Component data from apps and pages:
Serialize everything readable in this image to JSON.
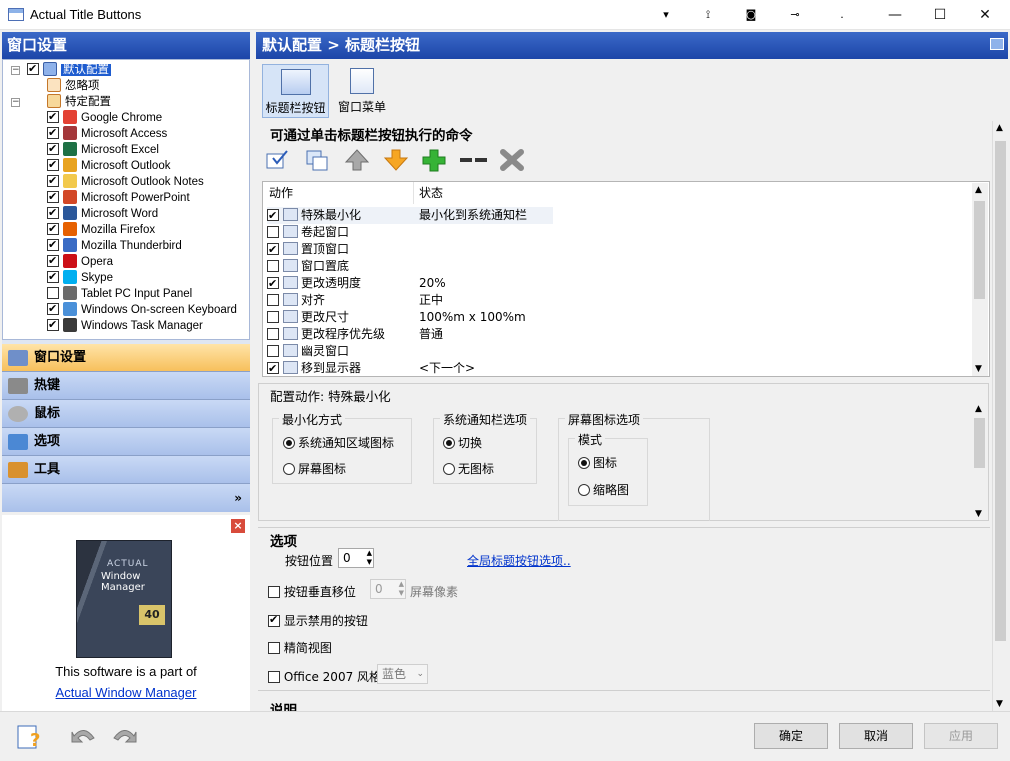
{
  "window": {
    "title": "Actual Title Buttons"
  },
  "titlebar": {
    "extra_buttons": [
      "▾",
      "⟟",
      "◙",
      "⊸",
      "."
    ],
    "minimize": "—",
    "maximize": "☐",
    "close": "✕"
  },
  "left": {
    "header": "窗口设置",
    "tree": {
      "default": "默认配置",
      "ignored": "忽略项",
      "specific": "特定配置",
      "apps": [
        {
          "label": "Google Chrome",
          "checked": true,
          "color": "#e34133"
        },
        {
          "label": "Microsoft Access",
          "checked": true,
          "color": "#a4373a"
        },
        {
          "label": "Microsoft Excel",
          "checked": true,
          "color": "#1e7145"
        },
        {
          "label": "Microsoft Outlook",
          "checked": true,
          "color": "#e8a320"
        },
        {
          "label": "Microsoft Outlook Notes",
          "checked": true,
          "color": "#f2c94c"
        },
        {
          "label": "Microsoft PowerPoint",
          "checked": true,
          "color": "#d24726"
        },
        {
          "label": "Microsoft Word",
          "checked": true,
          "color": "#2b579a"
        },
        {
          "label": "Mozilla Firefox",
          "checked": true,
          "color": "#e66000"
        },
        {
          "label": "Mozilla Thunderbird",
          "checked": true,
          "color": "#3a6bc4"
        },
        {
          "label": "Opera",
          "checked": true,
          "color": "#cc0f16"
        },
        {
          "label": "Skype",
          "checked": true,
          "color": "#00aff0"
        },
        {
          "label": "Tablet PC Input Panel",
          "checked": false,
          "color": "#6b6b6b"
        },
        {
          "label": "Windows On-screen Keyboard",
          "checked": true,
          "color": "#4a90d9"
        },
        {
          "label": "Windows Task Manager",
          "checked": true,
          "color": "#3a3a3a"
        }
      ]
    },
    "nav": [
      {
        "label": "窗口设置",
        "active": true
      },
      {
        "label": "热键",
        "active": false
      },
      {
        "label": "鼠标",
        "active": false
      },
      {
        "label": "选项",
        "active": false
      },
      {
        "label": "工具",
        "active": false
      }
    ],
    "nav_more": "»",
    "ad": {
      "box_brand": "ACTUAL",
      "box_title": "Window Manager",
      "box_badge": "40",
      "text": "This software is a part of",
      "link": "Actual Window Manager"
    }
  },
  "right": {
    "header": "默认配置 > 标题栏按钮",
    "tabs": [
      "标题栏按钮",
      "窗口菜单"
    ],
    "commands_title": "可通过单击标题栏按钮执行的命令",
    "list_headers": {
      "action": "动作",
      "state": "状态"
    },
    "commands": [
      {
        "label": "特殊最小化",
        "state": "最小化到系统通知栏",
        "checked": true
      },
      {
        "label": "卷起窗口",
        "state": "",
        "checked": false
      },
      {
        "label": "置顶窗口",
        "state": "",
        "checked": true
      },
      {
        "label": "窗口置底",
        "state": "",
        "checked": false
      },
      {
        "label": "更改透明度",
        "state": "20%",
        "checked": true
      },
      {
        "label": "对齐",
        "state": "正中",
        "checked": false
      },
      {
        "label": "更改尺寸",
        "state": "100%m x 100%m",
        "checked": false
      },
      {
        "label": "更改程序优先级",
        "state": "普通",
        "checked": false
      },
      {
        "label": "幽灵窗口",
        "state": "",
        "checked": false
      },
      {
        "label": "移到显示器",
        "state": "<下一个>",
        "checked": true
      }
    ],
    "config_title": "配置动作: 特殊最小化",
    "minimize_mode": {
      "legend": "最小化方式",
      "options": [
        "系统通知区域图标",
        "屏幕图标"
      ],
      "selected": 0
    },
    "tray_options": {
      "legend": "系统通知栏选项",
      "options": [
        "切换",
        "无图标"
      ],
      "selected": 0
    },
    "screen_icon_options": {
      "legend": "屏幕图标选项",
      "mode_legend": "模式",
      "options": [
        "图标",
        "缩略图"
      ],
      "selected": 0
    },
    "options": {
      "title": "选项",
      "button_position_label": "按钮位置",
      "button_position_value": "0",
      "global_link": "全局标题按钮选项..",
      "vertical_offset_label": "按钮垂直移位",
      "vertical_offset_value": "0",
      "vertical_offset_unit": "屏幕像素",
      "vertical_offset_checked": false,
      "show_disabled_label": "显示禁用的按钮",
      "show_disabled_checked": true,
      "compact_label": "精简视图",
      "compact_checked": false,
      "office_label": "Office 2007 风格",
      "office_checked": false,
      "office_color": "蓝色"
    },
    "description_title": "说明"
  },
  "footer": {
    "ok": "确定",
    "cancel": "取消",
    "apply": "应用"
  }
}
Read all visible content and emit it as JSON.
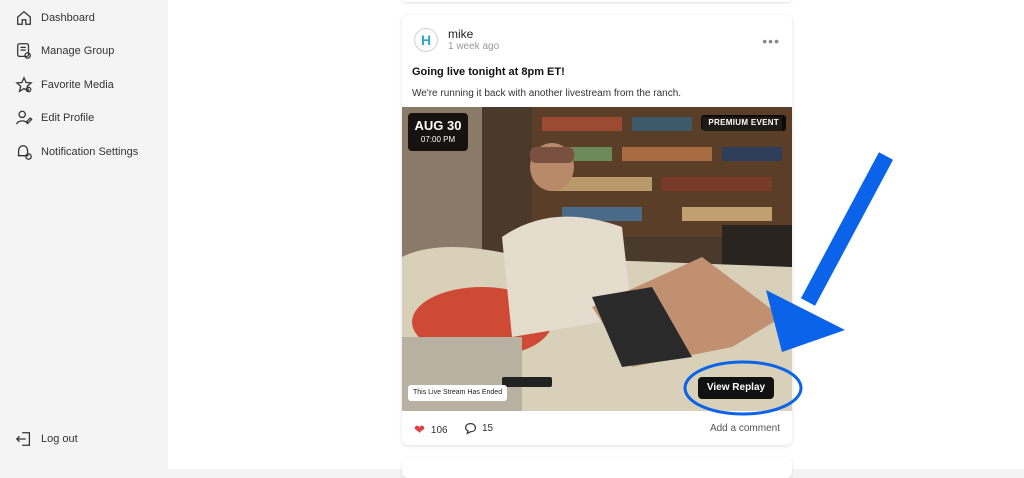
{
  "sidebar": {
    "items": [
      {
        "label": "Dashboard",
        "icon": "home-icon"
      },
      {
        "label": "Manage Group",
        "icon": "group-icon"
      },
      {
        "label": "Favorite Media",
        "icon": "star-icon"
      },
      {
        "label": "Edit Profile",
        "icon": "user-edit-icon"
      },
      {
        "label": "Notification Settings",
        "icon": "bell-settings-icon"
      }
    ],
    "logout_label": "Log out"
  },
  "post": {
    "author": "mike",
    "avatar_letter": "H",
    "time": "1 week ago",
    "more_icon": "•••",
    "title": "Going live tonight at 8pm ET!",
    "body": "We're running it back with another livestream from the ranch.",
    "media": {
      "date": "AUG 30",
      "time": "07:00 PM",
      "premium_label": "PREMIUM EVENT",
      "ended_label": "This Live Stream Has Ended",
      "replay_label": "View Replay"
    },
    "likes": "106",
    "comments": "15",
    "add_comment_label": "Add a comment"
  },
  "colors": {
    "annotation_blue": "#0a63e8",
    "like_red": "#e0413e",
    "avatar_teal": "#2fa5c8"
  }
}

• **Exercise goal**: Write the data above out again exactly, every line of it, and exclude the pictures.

• **Exercise output**:
Serialize everything readable in this image to JSON.
{
  "window": {
    "title": "Actual Title Buttons"
  },
  "titlebar": {
    "extra_buttons": [
      "▾",
      "⟟",
      "◙",
      "⊸",
      "."
    ],
    "minimize": "—",
    "maximize": "☐",
    "close": "✕"
  },
  "left": {
    "header": "窗口设置",
    "tree": {
      "default": "默认配置",
      "ignored": "忽略项",
      "specific": "特定配置",
      "apps": [
        {
          "label": "Google Chrome",
          "checked": true,
          "color": "#e34133"
        },
        {
          "label": "Microsoft Access",
          "checked": true,
          "color": "#a4373a"
        },
        {
          "label": "Microsoft Excel",
          "checked": true,
          "color": "#1e7145"
        },
        {
          "label": "Microsoft Outlook",
          "checked": true,
          "color": "#e8a320"
        },
        {
          "label": "Microsoft Outlook Notes",
          "checked": true,
          "color": "#f2c94c"
        },
        {
          "label": "Microsoft PowerPoint",
          "checked": true,
          "color": "#d24726"
        },
        {
          "label": "Microsoft Word",
          "checked": true,
          "color": "#2b579a"
        },
        {
          "label": "Mozilla Firefox",
          "checked": true,
          "color": "#e66000"
        },
        {
          "label": "Mozilla Thunderbird",
          "checked": true,
          "color": "#3a6bc4"
        },
        {
          "label": "Opera",
          "checked": true,
          "color": "#cc0f16"
        },
        {
          "label": "Skype",
          "checked": true,
          "color": "#00aff0"
        },
        {
          "label": "Tablet PC Input Panel",
          "checked": false,
          "color": "#6b6b6b"
        },
        {
          "label": "Windows On-screen Keyboard",
          "checked": true,
          "color": "#4a90d9"
        },
        {
          "label": "Windows Task Manager",
          "checked": true,
          "color": "#3a3a3a"
        }
      ]
    },
    "nav": [
      {
        "label": "窗口设置",
        "active": true
      },
      {
        "label": "热键",
        "active": false
      },
      {
        "label": "鼠标",
        "active": false
      },
      {
        "label": "选项",
        "active": false
      },
      {
        "label": "工具",
        "active": false
      }
    ],
    "nav_more": "»",
    "ad": {
      "box_brand": "ACTUAL",
      "box_title": "Window Manager",
      "box_badge": "40",
      "text": "This software is a part of",
      "link": "Actual Window Manager"
    }
  },
  "right": {
    "header": "默认配置 > 标题栏按钮",
    "tabs": [
      "标题栏按钮",
      "窗口菜单"
    ],
    "commands_title": "可通过单击标题栏按钮执行的命令",
    "list_headers": {
      "action": "动作",
      "state": "状态"
    },
    "commands": [
      {
        "label": "特殊最小化",
        "state": "最小化到系统通知栏",
        "checked": true
      },
      {
        "label": "卷起窗口",
        "state": "",
        "checked": false
      },
      {
        "label": "置顶窗口",
        "state": "",
        "checked": true
      },
      {
        "label": "窗口置底",
        "state": "",
        "checked": false
      },
      {
        "label": "更改透明度",
        "state": "20%",
        "checked": true
      },
      {
        "label": "对齐",
        "state": "正中",
        "checked": false
      },
      {
        "label": "更改尺寸",
        "state": "100%m x 100%m",
        "checked": false
      },
      {
        "label": "更改程序优先级",
        "state": "普通",
        "checked": false
      },
      {
        "label": "幽灵窗口",
        "state": "",
        "checked": false
      },
      {
        "label": "移到显示器",
        "state": "<下一个>",
        "checked": true
      }
    ],
    "config_title": "配置动作: 特殊最小化",
    "minimize_mode": {
      "legend": "最小化方式",
      "options": [
        "系统通知区域图标",
        "屏幕图标"
      ],
      "selected": 0
    },
    "tray_options": {
      "legend": "系统通知栏选项",
      "options": [
        "切换",
        "无图标"
      ],
      "selected": 0
    },
    "screen_icon_options": {
      "legend": "屏幕图标选项",
      "mode_legend": "模式",
      "options": [
        "图标",
        "缩略图"
      ],
      "selected": 0
    },
    "options": {
      "title": "选项",
      "button_position_label": "按钮位置",
      "button_position_value": "0",
      "global_link": "全局标题按钮选项..",
      "vertical_offset_label": "按钮垂直移位",
      "vertical_offset_value": "0",
      "vertical_offset_unit": "屏幕像素",
      "vertical_offset_checked": false,
      "show_disabled_label": "显示禁用的按钮",
      "show_disabled_checked": true,
      "compact_label": "精简视图",
      "compact_checked": false,
      "office_label": "Office 2007 风格",
      "office_checked": false,
      "office_color": "蓝色"
    },
    "description_title": "说明"
  },
  "footer": {
    "ok": "确定",
    "cancel": "取消",
    "apply": "应用"
  }
}
Read all visible content and emit it as JSON.
{
  "sidebar": {
    "items": [
      {
        "label": "Dashboard",
        "icon": "home-icon"
      },
      {
        "label": "Manage Group",
        "icon": "group-icon"
      },
      {
        "label": "Favorite Media",
        "icon": "star-icon"
      },
      {
        "label": "Edit Profile",
        "icon": "user-edit-icon"
      },
      {
        "label": "Notification Settings",
        "icon": "bell-settings-icon"
      }
    ],
    "logout_label": "Log out"
  },
  "post": {
    "author": "mike",
    "avatar_letter": "H",
    "time": "1 week ago",
    "more_icon": "•••",
    "title": "Going live tonight at 8pm ET!",
    "body": "We're running it back with another livestream from the ranch.",
    "media": {
      "date": "AUG 30",
      "time": "07:00 PM",
      "premium_label": "PREMIUM EVENT",
      "ended_label": "This Live Stream Has Ended",
      "replay_label": "View Replay"
    },
    "likes": "106",
    "comments": "15",
    "add_comment_label": "Add a comment"
  },
  "colors": {
    "annotation_blue": "#0a63e8",
    "like_red": "#e0413e",
    "avatar_teal": "#2fa5c8"
  }
}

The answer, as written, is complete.